From Wikipedia, the free encyclopedia - View original article
Guy Thomas Fisher (born 1947) is a convicted racketeer who was once part of "The Council", a notorious African-American crime organization that controlled the heroin trade in Harlem from 1972-1983. He became the first black man to own and operate the Apollo Theater in Harlem when he purchased it in 1977. Fisher is currently serving a life sentence at the United States Penitentiary, Tucson in Arizona.

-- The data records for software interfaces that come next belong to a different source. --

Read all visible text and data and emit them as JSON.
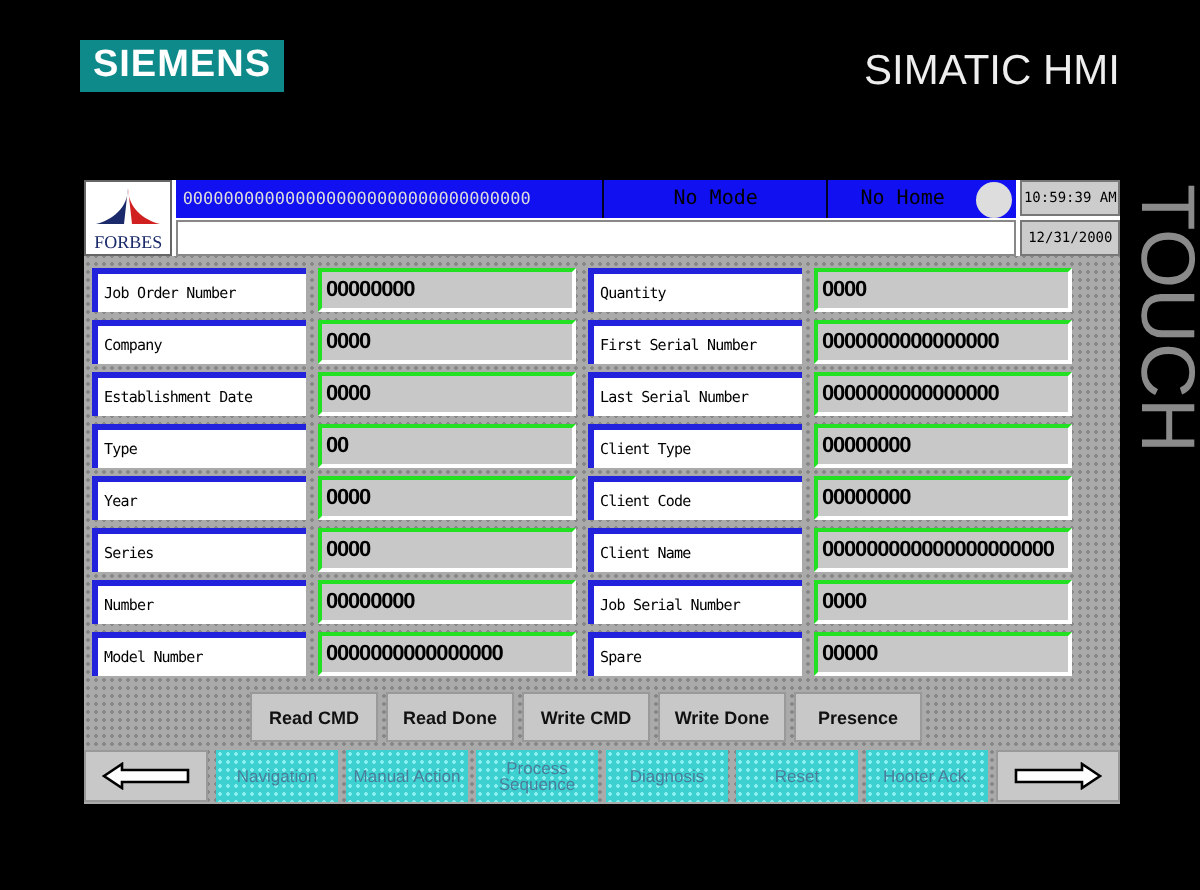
{
  "brand": {
    "logo": "SIEMENS",
    "product": "SIMATIC HMI",
    "side_label": "TOUCH"
  },
  "header": {
    "company_logo": "FORBES",
    "status_code": "0000000000000000000000000000000000",
    "mode": "No Mode",
    "home": "No Home",
    "time": "10:59:39 AM",
    "date": "12/31/2000"
  },
  "fields": [
    {
      "label": "Job Order Number",
      "value": "00000000"
    },
    {
      "label": "Quantity",
      "value": "0000"
    },
    {
      "label": "Company",
      "value": "0000"
    },
    {
      "label": "First Serial Number",
      "value": "0000000000000000"
    },
    {
      "label": "Establishment Date",
      "value": "0000"
    },
    {
      "label": "Last Serial Number",
      "value": "0000000000000000"
    },
    {
      "label": "Type",
      "value": "00"
    },
    {
      "label": "Client Type",
      "value": "00000000"
    },
    {
      "label": "Year",
      "value": "0000"
    },
    {
      "label": "Client Code",
      "value": "00000000"
    },
    {
      "label": "Series",
      "value": "0000"
    },
    {
      "label": "Client Name",
      "value": "000000000000000000000"
    },
    {
      "label": "Number",
      "value": "00000000"
    },
    {
      "label": "Job Serial Number",
      "value": "0000"
    },
    {
      "label": "Model Number",
      "value": "0000000000000000"
    },
    {
      "label": "Spare",
      "value": "00000"
    }
  ],
  "commands": [
    "Read CMD",
    "Read Done",
    "Write CMD",
    "Write Done",
    "Presence"
  ],
  "nav": [
    {
      "kind": "back"
    },
    {
      "kind": "function",
      "label": "Navigation"
    },
    {
      "kind": "function",
      "label": "Manual Action"
    },
    {
      "kind": "function",
      "label": "Process Sequence"
    },
    {
      "kind": "function",
      "label": "Diagnosis"
    },
    {
      "kind": "function",
      "label": "Reset"
    },
    {
      "kind": "function",
      "label": "Hooter Ack."
    },
    {
      "kind": "forward"
    }
  ]
}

In 1984, Fisher was convicted of multiple counts of RICO violations, including continuing criminal conspiracy, drug trafficking, and murder, and was sentenced to life in prison without eligibility for parole. Fisher's conviction was facilitated by the testimony of his former mentor, associate, and rival, Leroy "Nicky" Barnes. In 1978, Barnes was tried and convicted on multiple racketeering counts and sentenced to life without eligibility for parole. The prosecutor in the case was Rudolph Giuliani, who would later become mayor of New York City. Eleven months after his incarceration, Barnes telephoned Federal prosecutors indicating that he would agree to become a government informant in their case against Fisher and others. Barnes claims that he decided to testify because Fisher was having an affair with his wife. In exchange for his information, Barnes was released into the federal Witness Protection Program.

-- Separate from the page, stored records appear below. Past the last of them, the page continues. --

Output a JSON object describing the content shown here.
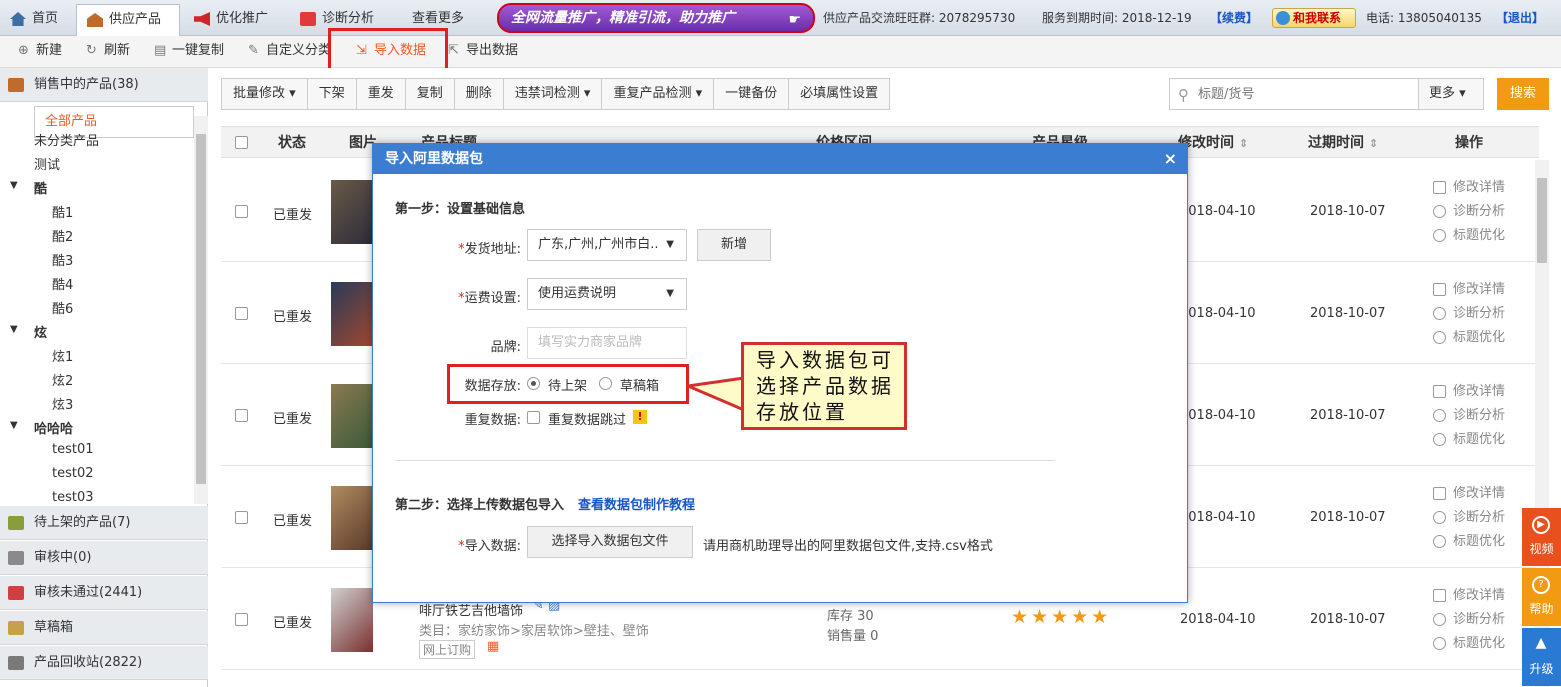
{
  "topbar": {
    "tabs": [
      {
        "label": "首页",
        "icon": "home-icon"
      },
      {
        "label": "供应产品",
        "icon": "product-icon"
      },
      {
        "label": "优化推广",
        "icon": "megaphone-icon"
      },
      {
        "label": "诊断分析",
        "icon": "medical-kit-icon"
      },
      {
        "label": "查看更多"
      }
    ],
    "promo": "全网流量推广，精准引流，助力推广",
    "group_info": "供应产品交流旺旺群: 2078295730",
    "service_date": "服务到期时间: 2018-12-19",
    "renew": "【续费】",
    "contact": "和我联系",
    "phone": "电话: 13805040135",
    "logout": "【退出】"
  },
  "toolbar": {
    "new": "新建",
    "refresh": "刷新",
    "copy": "一键复制",
    "custom_cat": "自定义分类",
    "import": "导入数据",
    "export": "导出数据"
  },
  "sidebar": {
    "on_sale": "销售中的产品(38)",
    "tree": [
      {
        "label": "全部产品"
      },
      {
        "label": "未分类产品"
      },
      {
        "label": "测试"
      },
      {
        "label": "酷"
      },
      {
        "label": "酷1"
      },
      {
        "label": "酷2"
      },
      {
        "label": "酷3"
      },
      {
        "label": "酷4"
      },
      {
        "label": "酷6"
      },
      {
        "label": "炫"
      },
      {
        "label": "炫1"
      },
      {
        "label": "炫2"
      },
      {
        "label": "炫3"
      },
      {
        "label": "哈哈哈"
      },
      {
        "label": "test01"
      },
      {
        "label": "test02"
      },
      {
        "label": "test03"
      }
    ],
    "pending": "待上架的产品(7)",
    "review": "审核中(0)",
    "rejected": "审核未通过(2441)",
    "draft": "草稿箱",
    "recycle": "产品回收站(2822)"
  },
  "actions": [
    "批量修改",
    "下架",
    "重发",
    "复制",
    "删除",
    "违禁词检测",
    "重复产品检测",
    "一键备份",
    "必填属性设置"
  ],
  "search": {
    "placeholder": "标题/货号",
    "more": "更多",
    "button": "搜索"
  },
  "table": {
    "headers": {
      "status": "状态",
      "image": "图片",
      "title": "产品标题",
      "price": "价格区间",
      "stars": "产品星级",
      "modified": "修改时间",
      "expire": "过期时间",
      "ops": "操作"
    },
    "rows": [
      {
        "status": "已重发",
        "modified": "2018-04-10",
        "expire": "2018-10-07"
      },
      {
        "status": "已重发",
        "modified": "2018-04-10",
        "expire": "2018-10-07"
      },
      {
        "status": "已重发",
        "modified": "2018-04-10",
        "expire": "2018-10-07"
      },
      {
        "status": "已重发",
        "modified": "2018-04-10",
        "expire": "2018-10-07"
      },
      {
        "status": "已重发",
        "modified": "2018-04-10",
        "expire": "2018-10-07",
        "title": "啡厅铁艺吉他墙饰",
        "category": "类目：家纺家饰>家居软饰>壁挂、壁饰",
        "order_tag": "网上订购",
        "stock": "库存 30",
        "sales": "销售量 0",
        "stars": 5
      }
    ],
    "ops": {
      "edit": "修改详情",
      "diagnose": "诊断分析",
      "optimize": "标题优化"
    }
  },
  "side_float": {
    "video": "视频",
    "help": "帮助",
    "upgrade": "升级"
  },
  "modal": {
    "title": "导入阿里数据包",
    "close": "×",
    "step1": "第一步：设置基础信息",
    "ship_label": "发货地址:",
    "ship_value": "广东,广州,广州市白..",
    "add_btn": "新增",
    "freight_label": "运费设置:",
    "freight_value": "使用运费说明",
    "brand_label": "品牌:",
    "brand_placeholder": "填写实力商家品牌",
    "store_label": "数据存放:",
    "opt_pending": "待上架",
    "opt_draft": "草稿箱",
    "dup_label": "重复数据:",
    "dup_skip": "重复数据跳过",
    "step2": "第二步：选择上传数据包导入",
    "tutorial_link": "查看数据包制作教程",
    "import_label": "导入数据:",
    "choose_file": "选择导入数据包文件",
    "file_hint": "请用商机助理导出的阿里数据包文件,支持.csv格式"
  },
  "callout": {
    "line1": "导入数据包可",
    "line2": "选择产品数据",
    "line3": "存放位置"
  }
}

|This United States biographical article related to crime is a stub. You can help Wikipedia by expanding it.|